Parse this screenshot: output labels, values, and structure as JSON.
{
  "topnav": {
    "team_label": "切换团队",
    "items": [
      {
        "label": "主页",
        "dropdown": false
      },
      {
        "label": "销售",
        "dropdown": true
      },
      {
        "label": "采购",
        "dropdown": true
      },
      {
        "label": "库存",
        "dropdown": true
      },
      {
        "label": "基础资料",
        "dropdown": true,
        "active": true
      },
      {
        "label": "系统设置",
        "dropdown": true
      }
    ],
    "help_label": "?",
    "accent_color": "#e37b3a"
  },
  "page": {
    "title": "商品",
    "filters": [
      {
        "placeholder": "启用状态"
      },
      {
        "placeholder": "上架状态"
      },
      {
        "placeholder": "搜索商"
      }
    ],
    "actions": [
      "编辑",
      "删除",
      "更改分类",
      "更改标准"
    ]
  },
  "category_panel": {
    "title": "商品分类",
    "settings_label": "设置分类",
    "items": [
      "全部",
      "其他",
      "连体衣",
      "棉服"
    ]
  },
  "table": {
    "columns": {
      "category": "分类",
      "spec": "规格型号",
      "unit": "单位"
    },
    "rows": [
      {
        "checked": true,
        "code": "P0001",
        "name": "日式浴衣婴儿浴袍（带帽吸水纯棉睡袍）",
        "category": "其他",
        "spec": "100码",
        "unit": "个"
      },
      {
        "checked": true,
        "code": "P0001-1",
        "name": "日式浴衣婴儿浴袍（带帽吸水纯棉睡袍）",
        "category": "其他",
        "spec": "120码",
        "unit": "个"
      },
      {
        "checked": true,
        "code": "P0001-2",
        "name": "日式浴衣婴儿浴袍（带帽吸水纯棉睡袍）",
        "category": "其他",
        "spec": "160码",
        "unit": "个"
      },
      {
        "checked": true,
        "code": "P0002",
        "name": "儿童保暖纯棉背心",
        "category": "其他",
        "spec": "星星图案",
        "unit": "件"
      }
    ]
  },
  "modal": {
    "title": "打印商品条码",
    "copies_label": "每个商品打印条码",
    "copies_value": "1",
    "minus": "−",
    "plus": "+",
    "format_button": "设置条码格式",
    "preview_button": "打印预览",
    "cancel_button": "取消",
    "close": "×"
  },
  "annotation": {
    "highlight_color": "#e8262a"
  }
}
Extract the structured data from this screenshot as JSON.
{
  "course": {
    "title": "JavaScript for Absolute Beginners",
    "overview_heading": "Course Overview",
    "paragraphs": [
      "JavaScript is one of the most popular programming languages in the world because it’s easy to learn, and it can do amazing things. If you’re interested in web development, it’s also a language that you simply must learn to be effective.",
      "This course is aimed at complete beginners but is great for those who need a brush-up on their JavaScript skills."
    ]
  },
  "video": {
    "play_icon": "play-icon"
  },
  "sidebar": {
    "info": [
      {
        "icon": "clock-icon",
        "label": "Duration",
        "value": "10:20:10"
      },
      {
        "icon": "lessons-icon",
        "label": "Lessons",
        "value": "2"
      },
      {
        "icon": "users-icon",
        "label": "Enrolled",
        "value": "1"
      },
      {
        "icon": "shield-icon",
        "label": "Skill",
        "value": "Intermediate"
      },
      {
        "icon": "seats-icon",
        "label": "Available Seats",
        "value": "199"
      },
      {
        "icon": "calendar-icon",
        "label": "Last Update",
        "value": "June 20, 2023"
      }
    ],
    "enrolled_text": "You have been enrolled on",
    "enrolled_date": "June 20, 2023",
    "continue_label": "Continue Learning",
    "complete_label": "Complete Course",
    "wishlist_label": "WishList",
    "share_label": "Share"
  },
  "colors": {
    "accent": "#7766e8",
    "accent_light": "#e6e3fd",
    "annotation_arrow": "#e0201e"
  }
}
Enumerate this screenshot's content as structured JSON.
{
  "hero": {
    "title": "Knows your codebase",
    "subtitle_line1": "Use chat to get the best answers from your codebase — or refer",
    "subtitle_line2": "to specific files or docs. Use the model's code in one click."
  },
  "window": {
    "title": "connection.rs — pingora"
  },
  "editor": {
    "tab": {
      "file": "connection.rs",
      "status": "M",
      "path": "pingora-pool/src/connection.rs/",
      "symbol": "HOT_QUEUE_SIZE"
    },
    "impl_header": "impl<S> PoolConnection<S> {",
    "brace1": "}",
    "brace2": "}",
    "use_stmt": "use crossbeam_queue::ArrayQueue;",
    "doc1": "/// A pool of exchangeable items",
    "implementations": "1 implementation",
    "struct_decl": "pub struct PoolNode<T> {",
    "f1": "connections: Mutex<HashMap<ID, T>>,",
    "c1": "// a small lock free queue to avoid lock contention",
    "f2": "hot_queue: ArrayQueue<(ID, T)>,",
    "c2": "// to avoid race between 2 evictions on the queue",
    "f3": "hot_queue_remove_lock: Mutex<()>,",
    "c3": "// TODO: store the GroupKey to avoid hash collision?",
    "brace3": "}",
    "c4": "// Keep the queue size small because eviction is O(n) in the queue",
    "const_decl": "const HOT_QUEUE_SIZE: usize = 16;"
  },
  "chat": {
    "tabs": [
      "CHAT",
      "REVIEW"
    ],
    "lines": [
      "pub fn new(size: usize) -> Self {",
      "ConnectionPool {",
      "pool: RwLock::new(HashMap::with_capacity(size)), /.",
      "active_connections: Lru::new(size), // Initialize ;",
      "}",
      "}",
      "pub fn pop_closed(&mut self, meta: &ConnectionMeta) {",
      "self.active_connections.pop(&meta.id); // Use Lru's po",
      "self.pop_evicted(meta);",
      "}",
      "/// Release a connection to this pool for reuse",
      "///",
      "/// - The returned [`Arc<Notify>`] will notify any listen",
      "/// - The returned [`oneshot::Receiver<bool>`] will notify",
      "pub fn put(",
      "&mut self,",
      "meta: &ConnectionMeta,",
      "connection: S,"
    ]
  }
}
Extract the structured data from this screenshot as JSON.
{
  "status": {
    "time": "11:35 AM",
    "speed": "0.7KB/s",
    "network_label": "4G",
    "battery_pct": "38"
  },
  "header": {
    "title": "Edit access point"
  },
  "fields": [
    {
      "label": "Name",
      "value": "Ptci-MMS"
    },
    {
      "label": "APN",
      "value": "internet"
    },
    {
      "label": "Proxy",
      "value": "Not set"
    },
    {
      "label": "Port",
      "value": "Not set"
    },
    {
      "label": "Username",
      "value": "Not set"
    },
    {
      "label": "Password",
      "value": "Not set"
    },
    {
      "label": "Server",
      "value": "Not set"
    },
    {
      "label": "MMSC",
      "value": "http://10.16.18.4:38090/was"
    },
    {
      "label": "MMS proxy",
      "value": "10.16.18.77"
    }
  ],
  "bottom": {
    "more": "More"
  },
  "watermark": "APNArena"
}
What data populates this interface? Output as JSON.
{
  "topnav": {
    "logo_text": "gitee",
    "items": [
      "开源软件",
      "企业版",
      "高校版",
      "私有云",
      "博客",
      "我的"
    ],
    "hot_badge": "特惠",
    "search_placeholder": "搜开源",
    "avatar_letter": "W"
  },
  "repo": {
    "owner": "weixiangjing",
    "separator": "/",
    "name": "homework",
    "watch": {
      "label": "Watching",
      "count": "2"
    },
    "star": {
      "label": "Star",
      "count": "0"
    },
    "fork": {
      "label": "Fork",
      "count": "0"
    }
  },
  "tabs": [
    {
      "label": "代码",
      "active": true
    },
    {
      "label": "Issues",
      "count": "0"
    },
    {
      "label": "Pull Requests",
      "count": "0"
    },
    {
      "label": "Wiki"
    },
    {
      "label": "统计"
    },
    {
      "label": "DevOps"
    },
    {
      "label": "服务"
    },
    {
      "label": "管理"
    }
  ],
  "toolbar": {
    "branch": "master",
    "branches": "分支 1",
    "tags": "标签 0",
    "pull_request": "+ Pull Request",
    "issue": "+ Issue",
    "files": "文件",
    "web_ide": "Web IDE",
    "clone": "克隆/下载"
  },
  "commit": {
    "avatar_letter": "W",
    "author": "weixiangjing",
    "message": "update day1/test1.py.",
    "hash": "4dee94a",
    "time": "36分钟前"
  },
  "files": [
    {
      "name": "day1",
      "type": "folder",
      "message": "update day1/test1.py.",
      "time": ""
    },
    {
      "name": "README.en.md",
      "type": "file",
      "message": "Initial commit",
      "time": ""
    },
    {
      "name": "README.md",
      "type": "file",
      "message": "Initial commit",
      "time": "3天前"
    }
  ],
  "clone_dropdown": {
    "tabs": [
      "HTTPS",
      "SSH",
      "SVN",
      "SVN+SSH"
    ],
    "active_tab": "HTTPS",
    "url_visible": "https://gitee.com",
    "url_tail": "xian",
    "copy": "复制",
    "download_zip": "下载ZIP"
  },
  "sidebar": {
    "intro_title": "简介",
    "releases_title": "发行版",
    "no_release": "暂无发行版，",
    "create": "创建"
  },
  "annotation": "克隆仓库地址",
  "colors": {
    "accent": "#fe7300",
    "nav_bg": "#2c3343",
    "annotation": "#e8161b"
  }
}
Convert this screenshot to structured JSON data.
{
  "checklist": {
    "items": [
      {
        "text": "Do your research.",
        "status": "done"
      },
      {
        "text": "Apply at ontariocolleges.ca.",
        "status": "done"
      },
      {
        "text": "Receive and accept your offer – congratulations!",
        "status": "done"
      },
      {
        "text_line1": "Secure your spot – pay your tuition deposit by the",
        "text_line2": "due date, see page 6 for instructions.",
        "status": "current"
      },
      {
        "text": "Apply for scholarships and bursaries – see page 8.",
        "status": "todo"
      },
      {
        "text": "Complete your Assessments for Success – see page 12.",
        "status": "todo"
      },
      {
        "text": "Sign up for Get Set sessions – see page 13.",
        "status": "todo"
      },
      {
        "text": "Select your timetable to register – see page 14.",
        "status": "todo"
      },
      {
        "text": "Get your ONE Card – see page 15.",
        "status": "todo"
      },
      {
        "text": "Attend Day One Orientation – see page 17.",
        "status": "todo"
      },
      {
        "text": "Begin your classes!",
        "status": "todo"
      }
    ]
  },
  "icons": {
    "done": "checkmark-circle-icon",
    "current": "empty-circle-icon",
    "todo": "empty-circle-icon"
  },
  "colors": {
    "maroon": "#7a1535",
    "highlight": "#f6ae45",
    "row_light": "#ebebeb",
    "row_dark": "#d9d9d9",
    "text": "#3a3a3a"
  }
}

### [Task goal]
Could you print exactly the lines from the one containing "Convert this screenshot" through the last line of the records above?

### [Response box]
Convert this screenshot to structured JSON data.
{
  "checklist": {
    "items": [
      {
        "text": "Do your research.",
        "status": "done"
      },
      {
        "text": "Apply at ontariocolleges.ca.",
        "status": "done"
      },
      {
        "text": "Receive and accept your offer – congratulations!",
        "status": "done"
      },
      {
        "text_line1": "Secure your spot – pay your tuition deposit by the",
        "text_line2": "due date, see page 6 for instructions.",
        "status": "current"
      },
      {
        "text": "Apply for scholarships and bursaries – see page 8.",
        "status": "todo"
      },
      {
        "text": "Complete your Assessments for Success – see page 12.",
        "status": "todo"
      },
      {
        "text": "Sign up for Get Set sessions – see page 13.",
        "status": "todo"
      },
      {
        "text": "Select your timetable to register – see page 14.",
        "status": "todo"
      },
      {
        "text": "Get your ONE Card – see page 15.",
        "status": "todo"
      },
      {
        "text": "Attend Day One Orientation – see page 17.",
        "status": "todo"
      },
      {
        "text": "Begin your classes!",
        "status": "todo"
      }
    ]
  },
  "icons": {
    "done": "checkmark-circle-icon",
    "current": "empty-circle-icon",
    "todo": "empty-circle-icon"
  },
  "colors": {
    "maroon": "#7a1535",
    "highlight": "#f6ae45",
    "row_light": "#ebebeb",
    "row_dark": "#d9d9d9",
    "text": "#3a3a3a"
  }
}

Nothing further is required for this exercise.